I'm Doug Johnson.
This week we play love songs for Valentine’s Day…
And answer a question from China about bullet train development in the United States…
But first an exploration of African American history at the Kinsey Collection exhibit in Washington.
DOUG JOHNSON: February is Black History Month in the United States. The central message this year is African Americans and the Civil War. Two hundred thousand blacks joined the Union Army of the North to fight the Southern separatist Confederate Army. Their wives, mothers and sisters supported them in many ways. Yet their stories are not widely known.
An exhibit in Washington, D.C., holds important clues to this history and more about blacks in America. Faith Lapidus has our report.
The Kinsey Collection
FAITH LAPIDUS: The National Museum of African American History and Culture is presenting the exhibit. It is called “The Kinsey Collection: Shared Treasures of Bernard and Shirley Kinsey – Where Art and History Intersect.”
It is being shown at the NMAAHC gallery at the National Museum of American History on the National Mall. The National Museum of African American History and Culture is to begin building its own center next year.
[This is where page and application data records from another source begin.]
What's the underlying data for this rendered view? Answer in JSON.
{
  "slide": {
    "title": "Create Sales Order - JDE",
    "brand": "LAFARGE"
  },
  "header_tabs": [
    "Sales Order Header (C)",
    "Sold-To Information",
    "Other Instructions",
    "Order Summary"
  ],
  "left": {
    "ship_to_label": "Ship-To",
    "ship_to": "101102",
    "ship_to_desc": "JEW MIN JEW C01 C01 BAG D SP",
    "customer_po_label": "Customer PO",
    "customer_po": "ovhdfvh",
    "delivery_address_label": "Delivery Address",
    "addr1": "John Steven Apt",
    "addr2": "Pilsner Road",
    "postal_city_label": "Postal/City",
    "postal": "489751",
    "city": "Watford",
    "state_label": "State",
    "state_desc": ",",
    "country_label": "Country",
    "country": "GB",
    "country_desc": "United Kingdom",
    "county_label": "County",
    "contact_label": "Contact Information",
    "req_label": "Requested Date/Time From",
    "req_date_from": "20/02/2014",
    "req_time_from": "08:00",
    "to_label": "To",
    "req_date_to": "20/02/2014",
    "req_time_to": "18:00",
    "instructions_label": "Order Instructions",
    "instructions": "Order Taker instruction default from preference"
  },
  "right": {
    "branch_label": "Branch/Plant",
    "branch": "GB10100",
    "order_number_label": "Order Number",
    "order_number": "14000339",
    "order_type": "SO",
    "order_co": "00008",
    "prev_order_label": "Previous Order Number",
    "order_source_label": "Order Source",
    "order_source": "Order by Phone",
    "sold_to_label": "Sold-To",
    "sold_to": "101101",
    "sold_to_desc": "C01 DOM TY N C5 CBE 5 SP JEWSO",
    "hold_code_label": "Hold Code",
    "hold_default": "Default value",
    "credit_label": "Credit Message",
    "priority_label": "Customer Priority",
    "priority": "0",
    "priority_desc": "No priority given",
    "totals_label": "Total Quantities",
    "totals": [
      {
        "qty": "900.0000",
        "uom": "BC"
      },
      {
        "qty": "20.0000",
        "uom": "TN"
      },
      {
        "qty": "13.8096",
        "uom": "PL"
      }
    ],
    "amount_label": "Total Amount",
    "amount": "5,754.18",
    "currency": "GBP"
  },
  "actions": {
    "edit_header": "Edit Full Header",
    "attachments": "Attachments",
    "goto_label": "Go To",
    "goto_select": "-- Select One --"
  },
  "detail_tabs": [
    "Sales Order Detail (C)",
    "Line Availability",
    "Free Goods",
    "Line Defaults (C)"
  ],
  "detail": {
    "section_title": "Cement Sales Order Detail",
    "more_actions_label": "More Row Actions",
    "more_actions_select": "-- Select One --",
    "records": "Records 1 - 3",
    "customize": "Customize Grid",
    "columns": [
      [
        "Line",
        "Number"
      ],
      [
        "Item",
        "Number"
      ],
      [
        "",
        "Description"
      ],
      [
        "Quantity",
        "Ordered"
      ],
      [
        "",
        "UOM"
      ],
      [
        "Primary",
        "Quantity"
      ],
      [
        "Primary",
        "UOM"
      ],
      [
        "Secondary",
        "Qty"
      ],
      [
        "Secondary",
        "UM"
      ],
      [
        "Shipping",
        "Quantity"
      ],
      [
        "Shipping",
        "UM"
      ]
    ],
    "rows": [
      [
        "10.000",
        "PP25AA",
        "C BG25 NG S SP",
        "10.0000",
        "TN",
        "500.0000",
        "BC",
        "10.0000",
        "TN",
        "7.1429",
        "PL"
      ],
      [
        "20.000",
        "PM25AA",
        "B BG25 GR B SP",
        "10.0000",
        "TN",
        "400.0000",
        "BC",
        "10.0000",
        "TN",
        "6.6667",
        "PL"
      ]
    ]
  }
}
Bernard and Shirley Kinsey began collecting African American art and historical objects in the nineteen seventies. Bernard Kinsey says it started with an old document sent to him by a friend.
BERNARD KINSEY: “It was a bill of sale from William Johnson, eighteen thirty-two, for five hundred dollars. And when I opened that Fed-Ex up and held this document in my hand it was like I was holding this brother in my hand. And I said I want to know everything about him, and how he lived and this period. And that just started this deep and wide quest.”
The bill of sale is in a part of the show called “Stories of Slavery and Freedom.” The bill of sale, like many objects in this area, is extremely unsettling. The physical fact deepens the knowledge that people were once considered property.